The Gustavian epoch (1772-1809) is marked by royal patronage of letters on a large scale. Gustavus III., himself a playwright and a prize orator, assembled an academic court of talent, which continued the French tradition of the Old Régime. The leading Gustavians were Kellgren (1751-95), Leopold (1756-1829), and Oxenstjerna (1750-1818), all poets of considerable talent and devoted to the ideals and sentiments of the expiring Age of Enlightenment. Here belongs also the name of the gifted poetess Fru Lenngren (1754-1817), famed for her idyls and satires and her literary salon. Quite untouched by academic influence was the much admired Bellman (1740-95), a genial humorist of Anacreontic tendencies, who turned his observations of Stockholm low life into wonderfully tuneful verse. To the Gustavian period belongs, finally, though not of its spirit and distinctly prophetic of a new era, the best work of the eminent lyric poet Franzén (1772-1847).

The great Romantic movement of the nineteenth century, with the concomitant renaissance of national feeling, affected Swedish literature profoundly. The now ideas, coming from Germany by way of Denmark, precipitated at first a wordy war of various schools and tendencies, after which came a season of really brilliant production. In the soulful verse of Wallin (1779-1839); in the best work of the arch-Romanticist Atterbom (1790-1855); in the fine spirituality and exquisite workmanship of Stagnelius (1793-1823); in the stirring Northern poems of Geijer (1783-1847), who was destined to become, next to Fryxell, perhaps, his country's greatest historian; in the productions of the brilliantly endowed but erratic and uneven Aimqvist (1793-1866); and of several minor poets like Sjöberg (1794-1828) and Nicander (1799-1839); but above all in the splendid talent of Tegnér (1782-1846), who won world-wide fame with his romanticized Frithiof's Saga—the national genius found a richer expression than at any time before or since.

In the mid-century period the prominent names are Fredrika Bremer (1801-65), once widely read at home and abroad, and Runeberg (1804-77), a strong rival of Tegnér for the first place of honor in the whole Swedish Parnassus.
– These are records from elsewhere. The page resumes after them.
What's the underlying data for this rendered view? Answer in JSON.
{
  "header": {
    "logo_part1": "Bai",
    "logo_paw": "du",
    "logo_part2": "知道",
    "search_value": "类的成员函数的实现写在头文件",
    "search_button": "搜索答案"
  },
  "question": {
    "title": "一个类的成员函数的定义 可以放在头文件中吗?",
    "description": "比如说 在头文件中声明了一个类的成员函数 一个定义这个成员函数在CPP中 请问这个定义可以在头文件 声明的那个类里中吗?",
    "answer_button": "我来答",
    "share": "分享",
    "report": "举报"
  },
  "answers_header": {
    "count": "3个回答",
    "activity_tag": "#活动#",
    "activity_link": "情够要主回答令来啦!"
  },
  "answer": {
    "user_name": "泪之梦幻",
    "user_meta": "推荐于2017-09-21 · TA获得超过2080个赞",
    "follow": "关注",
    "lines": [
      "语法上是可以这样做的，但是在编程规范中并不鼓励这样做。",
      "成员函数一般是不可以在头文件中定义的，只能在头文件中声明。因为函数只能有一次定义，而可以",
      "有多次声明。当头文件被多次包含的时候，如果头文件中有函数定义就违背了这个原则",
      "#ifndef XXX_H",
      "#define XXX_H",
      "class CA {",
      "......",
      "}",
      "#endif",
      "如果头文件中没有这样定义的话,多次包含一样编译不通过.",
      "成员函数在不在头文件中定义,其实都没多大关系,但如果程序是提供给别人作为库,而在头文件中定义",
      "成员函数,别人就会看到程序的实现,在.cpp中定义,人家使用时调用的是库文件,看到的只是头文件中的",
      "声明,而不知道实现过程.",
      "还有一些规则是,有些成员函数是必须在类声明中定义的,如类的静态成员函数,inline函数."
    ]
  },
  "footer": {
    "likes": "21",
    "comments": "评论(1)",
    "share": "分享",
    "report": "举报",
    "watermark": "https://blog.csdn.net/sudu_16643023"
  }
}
Somewhat later come Topelius (1818-98), best known for his novels of Finnish history, and Rydberg (1829-95), eminent as poet, novelist, and translator of Goethe's Faust. The newer realism is most conspicuously represented by Strindberg (1849—), and recent poetry by Count Snoilsky (1841-1903).

Bibliography. A good anthology of Old Swedish will be found in Noreen's Altschwedisches Lesebuch (Halle, 1892-94), and of the entire literature (to 1830) in the Läsebok i svensk litteratur of Hildebrand, Bergstadt, and Bendixson (Stockholm, 1897-98). The old laws have been edited by Sehlyter, much of the religious mediæval literature by Klemming. See also the publications of the Svenska Fornskriftssällskapet. Of older works on the history of literature the best are Wieselgren, Sveriges sköna litteratur (Lund, 1833-49); and Malmström, Grunddragen af svenska vitterhetens historia (Örebo, 1866-69). The best work up to date is the Illustrated svensk litteratur-historia of Schück and Warburg (Stockholm, 1896 et seq.).